In which the TARDIS materialises on the dusty plains of Troy. Unfortunately for him, its arrival distracts Trojan warrior Hector and he is killed by his Greek opponent, Achilles. Hector was the son of the Trojan King, Priam. The Doctor emerges from the ship and Achilles takes him to be the god Zeus, disguised as a beggar. He takes him to the Greek camp, meeting Odysseus on the way. He is not quite so believing as Achilles and thinks the Doctor a spy. Steven follows and is captured by Odysseus. The Doctor pretends not to know him, and to save him from execution claims he will strike him down with a thunderbolt tomorrow back at his "blue temple". However, Odysseus reports that this has vanished.
The TARDIS has been taken into the besieged city. Priam's daughter, the prophetess Cassandra, has had a vision that a gift to the city will spell its doom - and thinks this may be it. She orders it burned. Vicki emerges and is believed to have come from the gods. Cassandra thinks her a rival prophetess, but Priam and his son Paris are smitten with her. The King renames her "Cressida".

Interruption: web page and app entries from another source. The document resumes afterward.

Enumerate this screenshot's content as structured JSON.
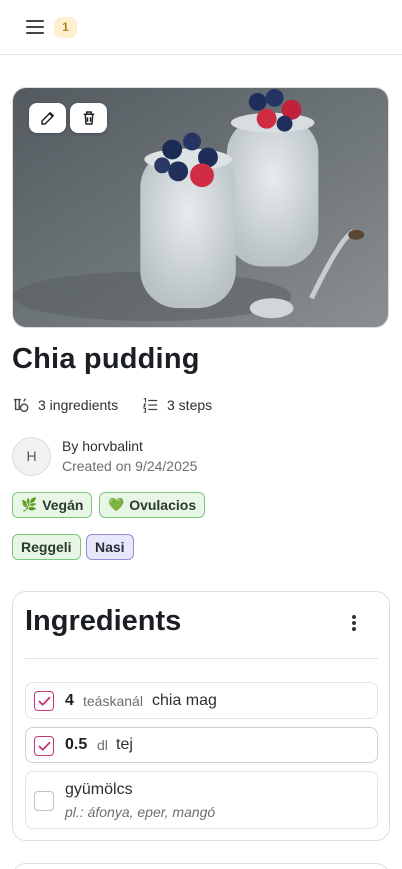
{
  "topbar": {
    "menu_icon": "hamburger-menu-icon",
    "notification_count": "1"
  },
  "hero": {
    "edit_icon": "pencil-icon",
    "delete_icon": "trash-icon"
  },
  "recipe": {
    "title": "Chia pudding",
    "ingredients_count": "3 ingredients",
    "steps_count": "3 steps",
    "avatar_initial": "H",
    "author": "By horvbalint",
    "created": "Created on 9/24/2025",
    "tags": [
      {
        "emoji": "🌿",
        "label": "Vegán",
        "color": "#e8f6e6"
      },
      {
        "emoji": "💚",
        "label": "Ovulacios",
        "color": "#e8f6e6"
      },
      {
        "label": "Reggeli",
        "color": "#e8f6e6"
      },
      {
        "label": "Nasi",
        "color": "#e8e8fb"
      }
    ]
  },
  "ingredients": {
    "heading": "Ingredients",
    "menu_icon": "kebab-menu-icon",
    "items": [
      {
        "checked": true,
        "quantity": "4",
        "unit": "teáskanál",
        "name": "chia mag"
      },
      {
        "checked": true,
        "quantity": "0.5",
        "unit": "dl",
        "name": "tej"
      },
      {
        "checked": false,
        "name": "gyümölcs",
        "note": "pl.: áfonya, eper, mangó"
      }
    ]
  },
  "colors": {
    "accent_check": "#c23574",
    "badge_bg": "#fdefcf",
    "badge_text": "#b57f1e"
  }
}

The Doctor is given two days to come up with a plan to break the siege. He is reluctant to use Steven's suggestion of the wooden horse - believing it an invention of Homer's. Paris (reluctantly) wants to fight Achilles in revenge for the death of his brother. Steven goes instead, pretending to be the Greek warrior Diomede, hoping to be taken prisoner and thus find a way of rescuing Vicki. When she recognises him, both are assumed to be spies and locked up. In the cells, Vicki is visited by Priam's third son, Troilus, who has fallen in love with her.
This four part story was written by Donald Cotton and broadcast between 16th October and 6th November, 1965. It marks the debut of new producer John Wiles and another shake-up for the TARDIS crew. Maureen O'Brien departs, and Adrienne Hill (Katarina) joins the line-up.
The story no longer exists, other than its soundtrack.
These changes rattled the insecure William Hartnell, as he lost the last connection with the original production team. His first co-stars had gone, and now his producer, as well as O'Brien who had helped him get through the last period of change. Hartnell and Purves were both very unhappy at the way O'Brien had been informed of her departure. She had returned from an expensive holiday to discover she had only another 8 episodes of regular work.
Hartnell and Wiles never saw eye to eye. Firmly established in the role, Hartnell was becoming increasingly vocal about how he thought the programme should be made. Story editor Donald Tosh would spend the next few months having to mediate between producer and star.
Despite its doom laden storyline (we know how it's all going to end) and numerous deaths, the story is played very much for laughs. Its closest comparison would be the second series' The Romans. Barrie Ingham (the cinematic Alydon) plays Paris as he might have been written by Noel Coward. He's rather camp.
Max Adrian lends Priam a certain world weariness - an old man whose heir has just been killed and who is tired of war. Agamemnon and Odysseus are played by performers who have appeared in the programme before - Francis de Wolff (The Keys of Marinus), and Ivor Salter, relishing much better material than he had to contend with in The Space Museum, respectively.
The regulars are all well served in this - Hartnell always responding well to a bit of humour. Ultimately it is O'Brien's story. Shakespeare gets rewritten to give her a happy ending.
Episode endings for this story are:
- Temple of Secrets - The Doctor has only two days to find a way of breaking the siege. We see a plaque on the walls of Troy, bearing a horse head motif.
- Small Prophet, Quick Return - Cassandra accuses Vicki and Steven of being spies, and orders the guards to kill them.
- Death of a Spy - Cassandra: "Woe to Troy!". Paris: "It's too late to say whoah to the horse". The wooden horse is brought into the city.
- Horse of Destruction - Steven's wounds have become infected. The Doctor is concerned that their next landing offers hope for the necessary medical help.
The Myth Makers has always met with a mixed response - mainly due to the level of humour. Only having the audio to go by, I rather like it.
Things you might like to know:
- Oddly, for a story about the Trojan war, Helen does not feature at all.
- For centuries, the story of Troy was regarded as myth - an epic poem created by the blind bard Homer and first written down around the 8th Century BC. This was the Iliad (another name for Troy was Ilios). The Homer-obsessive German archaeologist Heinrich Schliemann finally identified the location of the city in modern day Turkey in the 1870's. Whilst the details of the tale can never be proven, the Bronze Age context of the Trojan conflict has now been confirmed by on-going archaeological investigation. If you want to know more, I would strongly recommend Michael Wood's excellent TV series and book "In Search of the Trojan War".
- Cassandra was given the gift of prophesy - but cursed with the fact that no-one would ever believe her. Those Greek gods were a duplicitous lot.